Exercise brief: Please report how many lines in the data underneath hold the word "name", with no other text.

⟨

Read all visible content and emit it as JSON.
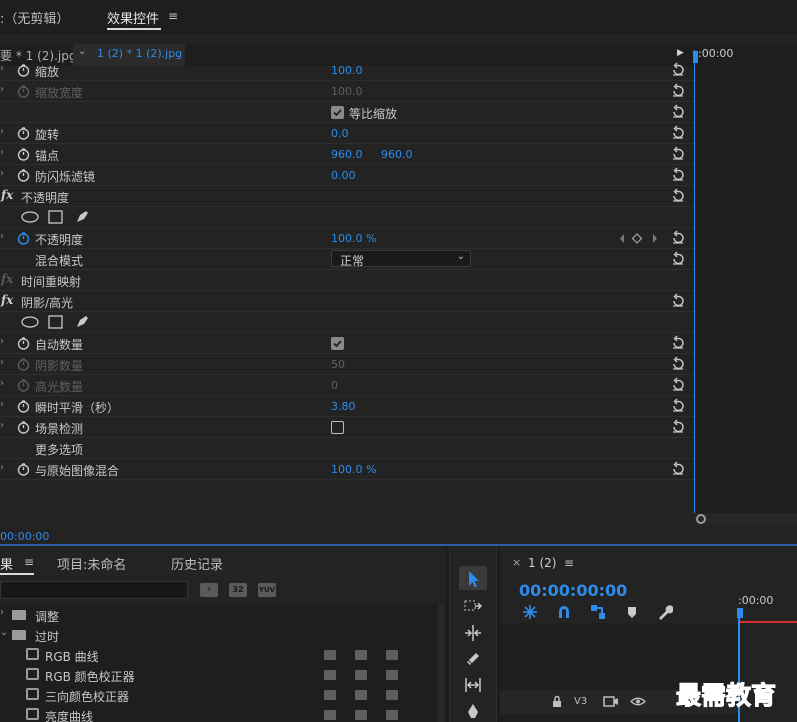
{
  "top_tabs": {
    "noclip": ":（无剪辑）",
    "effects": "效果控件",
    "menu": "≡"
  },
  "clip_bar": {
    "master": "要 * 1 (2).jpg",
    "arrow": "⌄",
    "sequence": "1 (2) * 1 (2).jpg",
    "play": "▶",
    "ruler_time": ":00:00"
  },
  "properties": [
    {
      "label": "缩放",
      "value": "100.0",
      "dim": false
    },
    {
      "label": "缩放宽度",
      "value": "100.0",
      "dim": true
    },
    {
      "label": "",
      "checkbox_label": "等比缩放"
    },
    {
      "label": "旋转",
      "value": "0.0"
    },
    {
      "label": "锚点",
      "value": "960.0",
      "value2": "960.0"
    },
    {
      "label": "防闪烁滤镜",
      "value": "0.00"
    },
    {
      "label": "不透明度",
      "fx": "fx"
    },
    {
      "label": "",
      "masks": true
    },
    {
      "label": "不透明度",
      "value": "100.0 %"
    },
    {
      "label": "混合模式",
      "dropdown": "正常"
    },
    {
      "label": "时间重映射",
      "fx": "fx",
      "dim_fx": true
    },
    {
      "label": "阴影/高光",
      "fx": "fx"
    },
    {
      "label": "",
      "masks": true
    },
    {
      "label": "自动数量"
    },
    {
      "label": "阴影数量",
      "value": "50",
      "dim": true
    },
    {
      "label": "高光数量",
      "value": "0",
      "dim": true
    },
    {
      "label": "瞬时平滑（秒）",
      "value": "3.80"
    },
    {
      "label": "场景检测"
    },
    {
      "label": "更多选项"
    },
    {
      "label": "与原始图像混合",
      "value": "100.0 %"
    }
  ],
  "bottom_timecode": "00:00:00",
  "effects_panel": {
    "tab_effects": "果",
    "tab_menu": "≡",
    "tab_project": "项目:未命名",
    "tab_history": "历史记录",
    "badges": [
      "⚡",
      "32",
      "YUV"
    ],
    "items": [
      {
        "name": "调整",
        "type": "folder"
      },
      {
        "name": "过时",
        "type": "folder"
      },
      {
        "name": "RGB 曲线",
        "type": "effect"
      },
      {
        "name": "RGB 颜色校正器",
        "type": "effect"
      },
      {
        "name": "三向颜色校正器",
        "type": "effect"
      },
      {
        "name": "亮度曲线",
        "type": "effect"
      }
    ]
  },
  "sequence_panel": {
    "close": "×",
    "name": "1 (2)",
    "menu": "≡",
    "timecode": "00:00:00:00",
    "ruler_time": ":00:00",
    "track_label": "V3"
  },
  "watermark": "最需教育",
  "colors": {
    "accent": "#2d8ceb",
    "panel": "#232323",
    "text": "#c8c8c8",
    "playhead_red": "#d8302e"
  }
}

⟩

Output for this task: 7